Still, if the “Office of Budget Responsibility” was true to its name, it should be sounding off the alarm bells right about now. So far all we've got is one mention of private debt and a mild warning about the rise of personal debt from the Bank of England, which did not however connect the problem to austerity, and one fairly strong statement from a maverick columnist in the Daily Mail. Otherwise, silence. 

The only plausible explanation is that institutions like the Treasury, OBR, and to a degree as well the Bank of England can't, by definition, warn against the dangers of austerity, however alarming the situation, because they have been set up the way they have in order to justify austerity. It's important to emphasise that most professional economists have never supported Conservative policies in this regard. The policy was adopted because it was convenient to politicians; institutions were set up in order to support it; economists were hired in order to come up with arguments for austerity, rather than to judge whether it would be a good idea. At present, this situation has led us to the brink of disaster.
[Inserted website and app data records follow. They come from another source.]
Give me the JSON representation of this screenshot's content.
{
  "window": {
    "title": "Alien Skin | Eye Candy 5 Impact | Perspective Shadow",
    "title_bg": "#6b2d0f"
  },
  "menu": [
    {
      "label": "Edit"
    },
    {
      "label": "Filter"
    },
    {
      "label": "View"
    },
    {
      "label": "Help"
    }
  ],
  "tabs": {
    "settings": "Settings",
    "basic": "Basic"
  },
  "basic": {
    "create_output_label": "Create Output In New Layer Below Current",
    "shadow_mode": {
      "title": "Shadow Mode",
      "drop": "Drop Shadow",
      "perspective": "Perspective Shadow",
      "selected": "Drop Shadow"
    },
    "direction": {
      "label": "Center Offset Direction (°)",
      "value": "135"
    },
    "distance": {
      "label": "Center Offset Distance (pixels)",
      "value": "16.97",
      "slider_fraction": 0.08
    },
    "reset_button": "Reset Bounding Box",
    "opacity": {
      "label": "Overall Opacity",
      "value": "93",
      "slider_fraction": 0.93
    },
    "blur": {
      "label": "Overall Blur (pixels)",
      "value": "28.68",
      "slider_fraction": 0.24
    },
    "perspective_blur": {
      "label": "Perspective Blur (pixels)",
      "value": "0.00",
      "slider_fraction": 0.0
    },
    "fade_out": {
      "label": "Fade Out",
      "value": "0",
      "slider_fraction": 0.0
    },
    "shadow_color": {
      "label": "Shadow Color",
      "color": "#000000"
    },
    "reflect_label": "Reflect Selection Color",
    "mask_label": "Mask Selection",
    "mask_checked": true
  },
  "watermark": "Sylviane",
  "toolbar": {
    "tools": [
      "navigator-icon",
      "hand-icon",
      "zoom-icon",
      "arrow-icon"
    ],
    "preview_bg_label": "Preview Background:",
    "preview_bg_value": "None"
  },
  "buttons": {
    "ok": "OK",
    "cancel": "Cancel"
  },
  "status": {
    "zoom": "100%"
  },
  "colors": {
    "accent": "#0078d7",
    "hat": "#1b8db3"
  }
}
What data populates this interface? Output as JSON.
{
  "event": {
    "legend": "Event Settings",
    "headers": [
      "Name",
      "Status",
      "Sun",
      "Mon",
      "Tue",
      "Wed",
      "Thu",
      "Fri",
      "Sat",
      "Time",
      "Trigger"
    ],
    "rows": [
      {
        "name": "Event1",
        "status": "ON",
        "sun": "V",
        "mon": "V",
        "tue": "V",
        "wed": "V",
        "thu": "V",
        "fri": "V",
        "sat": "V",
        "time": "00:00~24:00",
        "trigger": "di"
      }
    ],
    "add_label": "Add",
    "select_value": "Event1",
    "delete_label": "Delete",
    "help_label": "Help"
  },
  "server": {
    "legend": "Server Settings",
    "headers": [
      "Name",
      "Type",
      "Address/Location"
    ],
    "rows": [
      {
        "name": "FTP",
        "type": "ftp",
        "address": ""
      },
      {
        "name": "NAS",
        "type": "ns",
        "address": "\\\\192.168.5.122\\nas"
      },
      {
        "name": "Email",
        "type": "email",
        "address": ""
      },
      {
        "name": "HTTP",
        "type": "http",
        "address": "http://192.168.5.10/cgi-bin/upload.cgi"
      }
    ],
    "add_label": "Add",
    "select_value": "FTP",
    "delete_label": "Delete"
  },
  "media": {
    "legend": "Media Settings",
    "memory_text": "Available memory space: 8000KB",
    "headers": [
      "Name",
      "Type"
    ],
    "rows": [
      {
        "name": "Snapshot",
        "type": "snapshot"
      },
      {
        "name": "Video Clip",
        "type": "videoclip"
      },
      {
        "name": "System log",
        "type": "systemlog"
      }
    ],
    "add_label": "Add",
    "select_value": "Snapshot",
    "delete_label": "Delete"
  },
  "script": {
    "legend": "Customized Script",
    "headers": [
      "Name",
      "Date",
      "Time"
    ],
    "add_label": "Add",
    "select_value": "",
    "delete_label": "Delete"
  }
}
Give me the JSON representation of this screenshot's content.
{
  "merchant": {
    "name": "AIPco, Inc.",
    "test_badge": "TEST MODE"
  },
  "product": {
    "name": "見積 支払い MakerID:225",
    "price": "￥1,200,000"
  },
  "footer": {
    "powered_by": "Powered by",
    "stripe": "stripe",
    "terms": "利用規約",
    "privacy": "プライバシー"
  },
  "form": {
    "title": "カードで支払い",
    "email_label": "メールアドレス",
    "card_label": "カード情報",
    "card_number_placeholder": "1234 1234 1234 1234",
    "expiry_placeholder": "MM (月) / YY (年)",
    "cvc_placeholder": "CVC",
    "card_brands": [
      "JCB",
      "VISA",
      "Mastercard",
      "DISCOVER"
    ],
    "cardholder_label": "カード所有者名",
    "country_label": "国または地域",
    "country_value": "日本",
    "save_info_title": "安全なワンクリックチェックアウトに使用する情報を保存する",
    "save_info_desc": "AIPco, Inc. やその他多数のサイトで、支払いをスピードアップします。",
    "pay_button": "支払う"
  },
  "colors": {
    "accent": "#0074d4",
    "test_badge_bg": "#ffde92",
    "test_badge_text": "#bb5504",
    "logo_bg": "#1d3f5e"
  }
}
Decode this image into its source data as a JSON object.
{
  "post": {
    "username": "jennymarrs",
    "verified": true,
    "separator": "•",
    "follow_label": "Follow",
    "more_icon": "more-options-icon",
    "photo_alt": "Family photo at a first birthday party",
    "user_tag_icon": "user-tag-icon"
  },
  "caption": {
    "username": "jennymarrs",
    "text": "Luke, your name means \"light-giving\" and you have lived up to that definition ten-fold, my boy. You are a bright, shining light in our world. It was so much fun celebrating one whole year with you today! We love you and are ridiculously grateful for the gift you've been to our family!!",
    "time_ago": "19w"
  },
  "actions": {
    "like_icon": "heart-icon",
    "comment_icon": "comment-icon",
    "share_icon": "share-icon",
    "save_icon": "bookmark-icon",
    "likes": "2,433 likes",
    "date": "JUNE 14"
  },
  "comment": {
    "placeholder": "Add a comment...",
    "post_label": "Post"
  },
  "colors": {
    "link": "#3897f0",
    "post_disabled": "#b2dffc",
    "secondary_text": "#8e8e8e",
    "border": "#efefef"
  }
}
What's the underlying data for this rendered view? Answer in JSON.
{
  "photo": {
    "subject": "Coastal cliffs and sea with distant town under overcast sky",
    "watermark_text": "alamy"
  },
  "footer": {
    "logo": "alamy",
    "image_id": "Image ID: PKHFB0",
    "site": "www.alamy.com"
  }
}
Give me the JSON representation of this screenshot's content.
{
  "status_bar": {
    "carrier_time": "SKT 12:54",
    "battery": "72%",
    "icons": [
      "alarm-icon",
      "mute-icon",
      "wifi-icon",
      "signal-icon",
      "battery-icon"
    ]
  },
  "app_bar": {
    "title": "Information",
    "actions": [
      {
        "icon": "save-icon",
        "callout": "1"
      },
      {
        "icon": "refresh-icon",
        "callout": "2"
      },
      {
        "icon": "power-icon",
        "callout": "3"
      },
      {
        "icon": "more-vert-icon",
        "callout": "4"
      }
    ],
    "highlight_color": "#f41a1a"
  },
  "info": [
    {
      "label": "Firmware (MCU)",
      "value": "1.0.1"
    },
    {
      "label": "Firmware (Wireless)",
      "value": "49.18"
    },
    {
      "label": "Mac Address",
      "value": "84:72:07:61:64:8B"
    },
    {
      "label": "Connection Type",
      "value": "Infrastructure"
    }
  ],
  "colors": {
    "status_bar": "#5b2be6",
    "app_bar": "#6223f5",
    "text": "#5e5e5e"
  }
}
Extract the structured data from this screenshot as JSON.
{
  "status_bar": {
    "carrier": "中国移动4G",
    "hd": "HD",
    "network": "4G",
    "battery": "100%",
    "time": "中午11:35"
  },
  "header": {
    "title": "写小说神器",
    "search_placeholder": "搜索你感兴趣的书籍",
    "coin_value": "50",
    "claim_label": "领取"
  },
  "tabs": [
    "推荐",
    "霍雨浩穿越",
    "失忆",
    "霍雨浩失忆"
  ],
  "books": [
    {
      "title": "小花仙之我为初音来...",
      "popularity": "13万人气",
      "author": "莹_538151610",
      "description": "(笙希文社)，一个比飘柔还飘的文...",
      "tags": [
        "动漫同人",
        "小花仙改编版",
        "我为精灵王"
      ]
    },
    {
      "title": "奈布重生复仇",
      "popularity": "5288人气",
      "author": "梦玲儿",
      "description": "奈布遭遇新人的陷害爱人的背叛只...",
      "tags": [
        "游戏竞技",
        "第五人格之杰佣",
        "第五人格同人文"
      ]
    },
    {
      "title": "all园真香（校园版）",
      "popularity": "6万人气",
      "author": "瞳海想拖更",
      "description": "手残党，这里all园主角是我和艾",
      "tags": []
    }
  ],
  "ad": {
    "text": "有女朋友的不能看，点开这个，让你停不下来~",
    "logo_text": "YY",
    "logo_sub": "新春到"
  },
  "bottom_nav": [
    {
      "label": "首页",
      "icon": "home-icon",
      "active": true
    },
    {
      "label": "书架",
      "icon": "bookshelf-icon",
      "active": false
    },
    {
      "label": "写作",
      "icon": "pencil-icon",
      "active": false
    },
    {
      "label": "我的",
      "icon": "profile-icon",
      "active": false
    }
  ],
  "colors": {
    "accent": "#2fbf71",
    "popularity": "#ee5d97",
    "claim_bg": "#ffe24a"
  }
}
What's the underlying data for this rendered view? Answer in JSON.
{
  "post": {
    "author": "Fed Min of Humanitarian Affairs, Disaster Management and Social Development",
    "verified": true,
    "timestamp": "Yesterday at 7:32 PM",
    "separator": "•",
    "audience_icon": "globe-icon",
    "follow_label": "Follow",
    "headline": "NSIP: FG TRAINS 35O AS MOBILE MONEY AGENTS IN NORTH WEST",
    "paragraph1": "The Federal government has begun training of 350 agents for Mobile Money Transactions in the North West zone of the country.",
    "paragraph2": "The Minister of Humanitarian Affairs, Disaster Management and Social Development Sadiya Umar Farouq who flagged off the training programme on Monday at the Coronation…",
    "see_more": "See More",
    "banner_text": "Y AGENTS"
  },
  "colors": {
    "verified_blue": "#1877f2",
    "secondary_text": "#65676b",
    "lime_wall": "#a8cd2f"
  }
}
The last time there was a financial crash, the Queen famously asked: why was no one able to foresee this? We now have the tools. Perhaps the most important task for a public inquiry will be to finally ask: what is the real purpose of the institutions that are supposed to foresee such matters, to what degree have they been politicised, and what would it take to turn them back into institutions that can at least inform us if we're staring into the lights of an oncoming train?